Effective immediately, all new features that are web-exposed are to be restricted to secure contexts. Web-exposed means that the feature is observable from a web page or server, whether through JavaScript, CSS, HTTP, media formats, etc. A feature can be anything from an extension of an existing IDL-defined object, a new CSS property, a new HTTP response header, to bigger features such as WebVR.

Emphasis mine.

This is a step too far. Again, I am in total agreement that we should be encouraging everyone to switch to HTTPS. But requiring HTTPS in order to use CSS? The ends don’t justify the means.

If there were valid security reasons for making HTTPS a requirement, I would be all for enforcing this. But these are two totally separate areas. Enforcing HTTPS by withholding CSS support is no different to enforcing AMP by withholding search placement. In some ways, I think it might actually be worse.

There’s an assumption in this decision that websites are being made by professionals who will know how to switch to HTTPS. But the web is for everyone. Not just for everyone to use. It’s for everyone to build.

One of my greatest fears for the web is that building it becomes the domain of a professional priesthood. Anything that raises the bar to writing some HTML or CSS makes me very worried. Usually it’s toolchains that make things more complex, but in this case the barrier to entry is being brought right into the browser itself.

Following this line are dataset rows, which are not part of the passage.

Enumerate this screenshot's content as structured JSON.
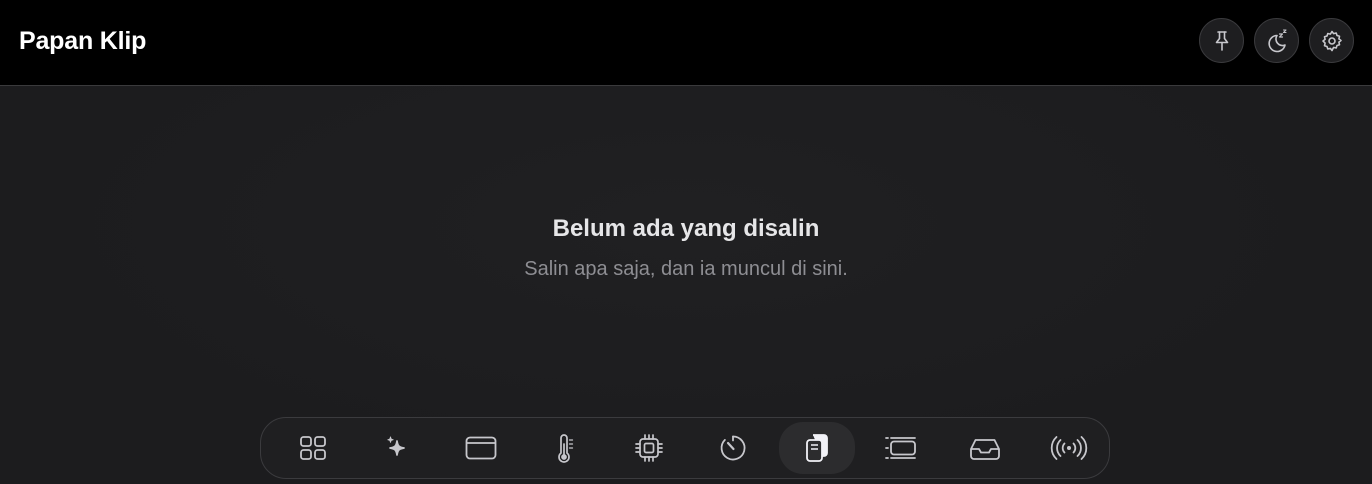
{
  "header": {
    "title": "Papan Klip",
    "actions": [
      {
        "name": "pin",
        "icon": "pin-icon"
      },
      {
        "name": "sleep",
        "icon": "moon-zzz-icon"
      },
      {
        "name": "settings",
        "icon": "gear-icon"
      }
    ]
  },
  "empty_state": {
    "title": "Belum ada yang disalin",
    "subtitle": "Salin apa saja, dan ia muncul di sini."
  },
  "dock": {
    "items": [
      {
        "id": "overview",
        "icon": "grid-icon",
        "active": false
      },
      {
        "id": "ai",
        "icon": "sparkles-icon",
        "active": false
      },
      {
        "id": "window",
        "icon": "window-icon",
        "active": false
      },
      {
        "id": "temperature",
        "icon": "thermometer-icon",
        "active": false
      },
      {
        "id": "processor",
        "icon": "cpu-chip-icon",
        "active": false
      },
      {
        "id": "timer",
        "icon": "timer-icon",
        "active": false
      },
      {
        "id": "clipboard",
        "icon": "clipboard-icon",
        "active": true
      },
      {
        "id": "list",
        "icon": "list-icon",
        "active": false
      },
      {
        "id": "inbox",
        "icon": "inbox-tray-icon",
        "active": false
      },
      {
        "id": "broadcast",
        "icon": "broadcast-icon",
        "active": false
      }
    ]
  },
  "colors": {
    "topbar_bg": "#000000",
    "content_bg": "#1d1d1f",
    "text_primary": "#e6e6e8",
    "text_secondary": "#8e8e93",
    "icon": "#c7c7cc"
  }
}
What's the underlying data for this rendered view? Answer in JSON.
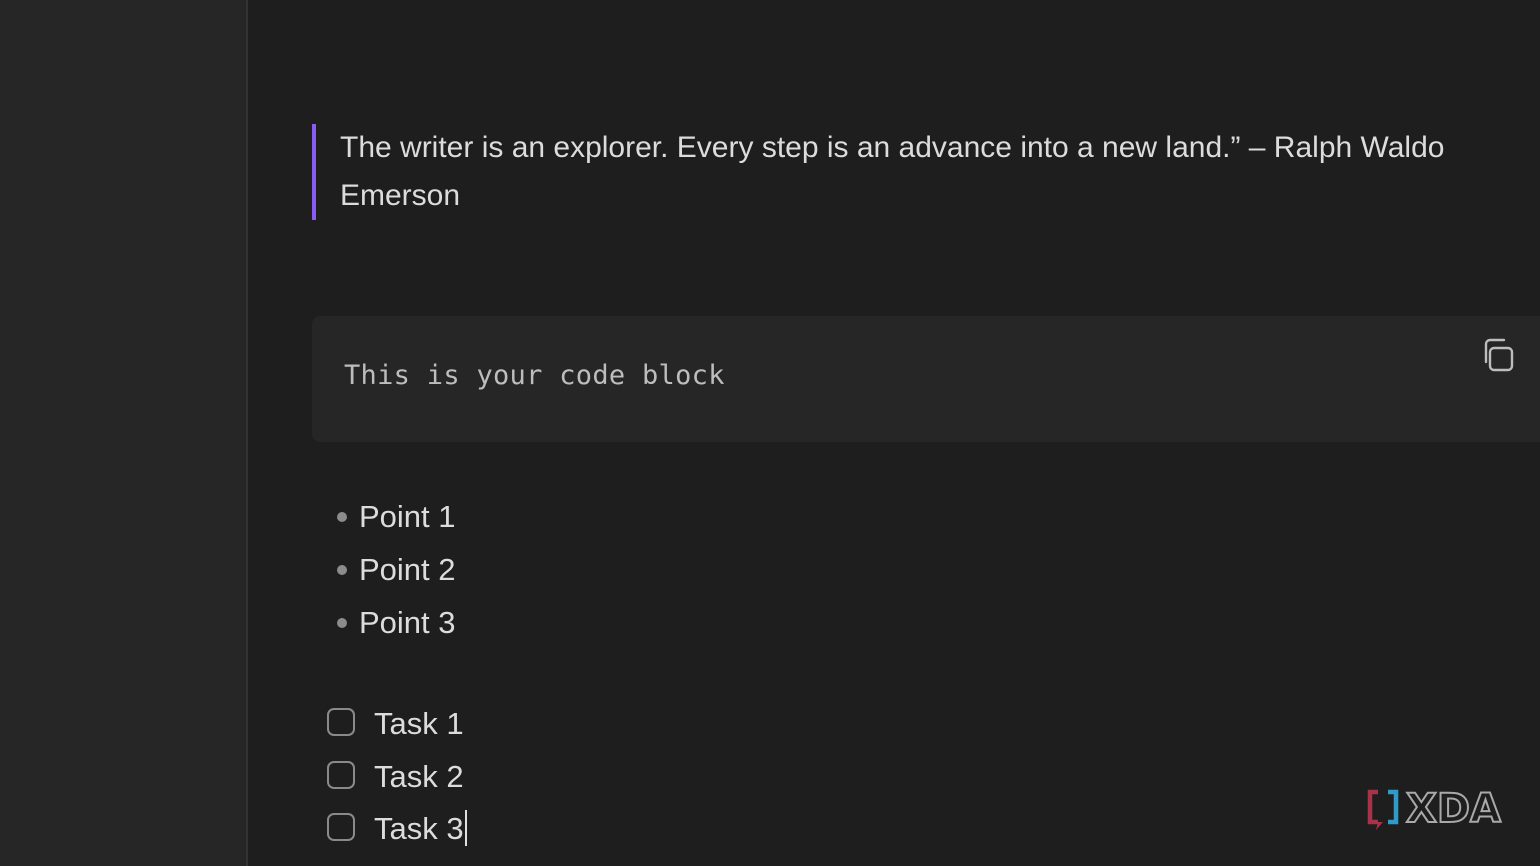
{
  "blockquote": {
    "text": "The writer is an explorer. Every step is an advance into a new land.” – Ralph Waldo Emerson"
  },
  "code_block": {
    "text": "This is your code block",
    "copy_icon": "copy-icon"
  },
  "bullets": [
    {
      "label": "Point 1"
    },
    {
      "label": "Point 2"
    },
    {
      "label": "Point 3"
    }
  ],
  "tasks": [
    {
      "label": "Task 1",
      "checked": false
    },
    {
      "label": "Task 2",
      "checked": false
    },
    {
      "label": "Task 3",
      "checked": false
    }
  ],
  "watermark": {
    "text": "XDA"
  },
  "colors": {
    "background": "#1e1e1e",
    "sidebar": "#262626",
    "accent": "#8a5cf5",
    "code_background": "#262626"
  }
}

I’m trying to imagine future Codebar evenings, helping people to make their first websites, but now having to tell them that some CSS will be off-limits until they meet the entry requirements of HTTPS …even though CSS and HTTPS have literally nothing to do with one another. (And yes, there will be an exception for localhost and I really hope there’ll be an exception for file: as well, but that’s simply postponing the disappointment.)

No doubt Mozilla (and the W3C Technical Architecture Group) believe that they are doing the right thing. Perhaps they think it would be morally wrong if browsers didn’t enforce HTTPS even for unrelated features like new CSS properties. They believe that, in this particular case, the ends justify the means.

I strongly disagree. If you also disagree, I encourage you to make your voice heard. Remember, this isn’t about whether you think that we should all switch to HTTPS—we’re all in agreement on that. This is about whether it’s okay to create collateral damage by deliberately denying people access to web features in order to further a completely separate agenda.

This isn’t about you or me. This is about all those people who could potentially become makers of the web. We should be welcoming them, not creating barriers for them to overcome.

Saturday, February 17th, 2018

Chrome’s default ad blocker strengthens Google’s data-driven advertising platforms

From a consumer’s point of view, less intrusive ad formats are of course desirable. Google’s approach is therefore basically heading in the right direction. From a privacy perspective, however, the “Better Ads” are no less aggressive than previous forms of advertising. Highly targeted ads based on detailed user profiles work subtle. They replace aggressive visuals with targeted manipulation.

Saturday, February 10th, 2018

Jeremy Keith on your content, failing well, and the Indie Web Movement - YouTube

I had a chat with some people from Name.com while I was in Denver for An Event Apart. Here’s a few minutes of me rambling on about web development and the indie web.

Jeremy Keith on your content, failing well, and the Indie Web Movement